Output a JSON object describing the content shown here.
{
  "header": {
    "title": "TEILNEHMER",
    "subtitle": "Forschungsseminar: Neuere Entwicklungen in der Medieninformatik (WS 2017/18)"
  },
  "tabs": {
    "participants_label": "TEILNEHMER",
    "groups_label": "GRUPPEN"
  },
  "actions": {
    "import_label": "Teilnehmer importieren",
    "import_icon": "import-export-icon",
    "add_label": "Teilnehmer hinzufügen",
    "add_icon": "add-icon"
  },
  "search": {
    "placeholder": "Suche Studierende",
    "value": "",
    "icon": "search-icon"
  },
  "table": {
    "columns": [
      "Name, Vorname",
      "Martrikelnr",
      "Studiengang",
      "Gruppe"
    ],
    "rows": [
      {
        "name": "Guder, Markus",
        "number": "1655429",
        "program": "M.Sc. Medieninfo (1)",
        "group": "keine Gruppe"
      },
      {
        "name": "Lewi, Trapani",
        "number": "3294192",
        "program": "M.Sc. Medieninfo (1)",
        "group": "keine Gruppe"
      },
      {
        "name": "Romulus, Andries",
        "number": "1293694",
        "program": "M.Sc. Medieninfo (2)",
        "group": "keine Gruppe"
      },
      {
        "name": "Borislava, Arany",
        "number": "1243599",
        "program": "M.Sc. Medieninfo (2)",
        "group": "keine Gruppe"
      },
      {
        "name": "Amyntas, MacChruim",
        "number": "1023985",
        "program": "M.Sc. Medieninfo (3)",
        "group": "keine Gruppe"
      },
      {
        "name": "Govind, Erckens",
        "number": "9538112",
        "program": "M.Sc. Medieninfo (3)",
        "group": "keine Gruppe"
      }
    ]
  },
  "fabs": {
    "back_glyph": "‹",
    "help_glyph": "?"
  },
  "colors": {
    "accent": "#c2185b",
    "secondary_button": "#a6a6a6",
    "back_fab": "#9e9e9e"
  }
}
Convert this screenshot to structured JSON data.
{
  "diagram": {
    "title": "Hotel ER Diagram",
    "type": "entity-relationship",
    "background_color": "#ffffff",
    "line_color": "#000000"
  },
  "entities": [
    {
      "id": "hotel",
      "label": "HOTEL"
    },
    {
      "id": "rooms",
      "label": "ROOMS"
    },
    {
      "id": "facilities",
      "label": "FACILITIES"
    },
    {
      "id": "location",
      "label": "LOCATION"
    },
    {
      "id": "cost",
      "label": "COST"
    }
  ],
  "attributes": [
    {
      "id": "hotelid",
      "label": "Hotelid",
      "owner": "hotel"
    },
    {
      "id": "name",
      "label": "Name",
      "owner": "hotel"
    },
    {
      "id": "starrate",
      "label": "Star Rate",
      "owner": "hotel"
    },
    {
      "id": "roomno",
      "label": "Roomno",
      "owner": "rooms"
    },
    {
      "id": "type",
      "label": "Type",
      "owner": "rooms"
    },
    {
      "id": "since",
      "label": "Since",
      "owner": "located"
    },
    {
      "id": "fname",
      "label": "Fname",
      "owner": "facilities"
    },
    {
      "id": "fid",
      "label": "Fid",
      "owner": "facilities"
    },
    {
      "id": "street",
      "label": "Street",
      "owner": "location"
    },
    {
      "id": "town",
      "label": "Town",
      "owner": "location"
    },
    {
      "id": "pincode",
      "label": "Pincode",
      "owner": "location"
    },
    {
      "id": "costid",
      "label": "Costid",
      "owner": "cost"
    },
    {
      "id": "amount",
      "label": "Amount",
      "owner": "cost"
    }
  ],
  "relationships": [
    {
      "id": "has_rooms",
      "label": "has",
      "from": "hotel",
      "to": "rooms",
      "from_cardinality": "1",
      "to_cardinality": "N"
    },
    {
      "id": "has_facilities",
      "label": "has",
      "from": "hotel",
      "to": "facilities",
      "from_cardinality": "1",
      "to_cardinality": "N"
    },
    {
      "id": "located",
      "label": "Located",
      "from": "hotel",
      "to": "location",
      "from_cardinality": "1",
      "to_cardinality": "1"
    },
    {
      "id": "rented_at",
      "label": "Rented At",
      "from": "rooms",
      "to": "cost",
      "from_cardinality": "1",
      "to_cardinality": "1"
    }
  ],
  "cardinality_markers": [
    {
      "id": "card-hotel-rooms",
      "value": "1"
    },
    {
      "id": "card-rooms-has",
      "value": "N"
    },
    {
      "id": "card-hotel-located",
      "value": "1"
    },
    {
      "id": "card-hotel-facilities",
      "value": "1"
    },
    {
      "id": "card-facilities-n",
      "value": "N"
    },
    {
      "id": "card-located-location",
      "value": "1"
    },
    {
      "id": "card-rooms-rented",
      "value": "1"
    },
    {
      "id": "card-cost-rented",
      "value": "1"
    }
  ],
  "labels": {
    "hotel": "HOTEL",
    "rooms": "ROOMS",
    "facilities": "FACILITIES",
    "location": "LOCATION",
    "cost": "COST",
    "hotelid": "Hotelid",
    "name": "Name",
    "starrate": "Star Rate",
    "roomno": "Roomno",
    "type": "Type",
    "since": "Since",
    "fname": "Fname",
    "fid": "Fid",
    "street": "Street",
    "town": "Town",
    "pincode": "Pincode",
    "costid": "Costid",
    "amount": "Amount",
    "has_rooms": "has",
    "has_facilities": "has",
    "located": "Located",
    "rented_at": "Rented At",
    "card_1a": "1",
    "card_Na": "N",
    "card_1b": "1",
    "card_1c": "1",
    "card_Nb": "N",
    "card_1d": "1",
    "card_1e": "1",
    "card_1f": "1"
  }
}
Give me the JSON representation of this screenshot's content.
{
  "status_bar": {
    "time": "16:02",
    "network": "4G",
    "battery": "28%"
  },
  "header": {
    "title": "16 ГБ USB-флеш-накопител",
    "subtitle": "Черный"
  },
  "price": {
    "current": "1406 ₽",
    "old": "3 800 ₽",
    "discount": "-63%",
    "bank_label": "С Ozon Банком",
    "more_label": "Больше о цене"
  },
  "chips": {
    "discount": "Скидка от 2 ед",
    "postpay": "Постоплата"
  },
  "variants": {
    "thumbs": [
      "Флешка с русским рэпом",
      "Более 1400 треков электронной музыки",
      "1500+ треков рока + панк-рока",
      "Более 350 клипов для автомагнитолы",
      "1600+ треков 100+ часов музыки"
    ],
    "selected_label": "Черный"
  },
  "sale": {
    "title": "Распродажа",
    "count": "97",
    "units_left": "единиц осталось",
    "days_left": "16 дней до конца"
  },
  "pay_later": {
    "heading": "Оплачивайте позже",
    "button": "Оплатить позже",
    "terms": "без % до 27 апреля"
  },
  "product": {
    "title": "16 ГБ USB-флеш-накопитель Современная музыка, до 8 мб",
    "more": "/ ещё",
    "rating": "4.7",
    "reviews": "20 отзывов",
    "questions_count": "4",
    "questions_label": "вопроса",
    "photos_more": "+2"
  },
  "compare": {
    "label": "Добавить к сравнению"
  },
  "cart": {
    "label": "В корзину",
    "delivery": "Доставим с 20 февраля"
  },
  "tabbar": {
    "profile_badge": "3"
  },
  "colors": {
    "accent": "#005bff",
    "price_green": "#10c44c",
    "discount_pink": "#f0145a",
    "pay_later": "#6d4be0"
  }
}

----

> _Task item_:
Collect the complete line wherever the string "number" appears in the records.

> _Task output_:
        "number": "1655429",
        "number": "3294192",
        "number": "1293694",
        "number": "1243599",
        "number": "1023985",
        "number": "9538112",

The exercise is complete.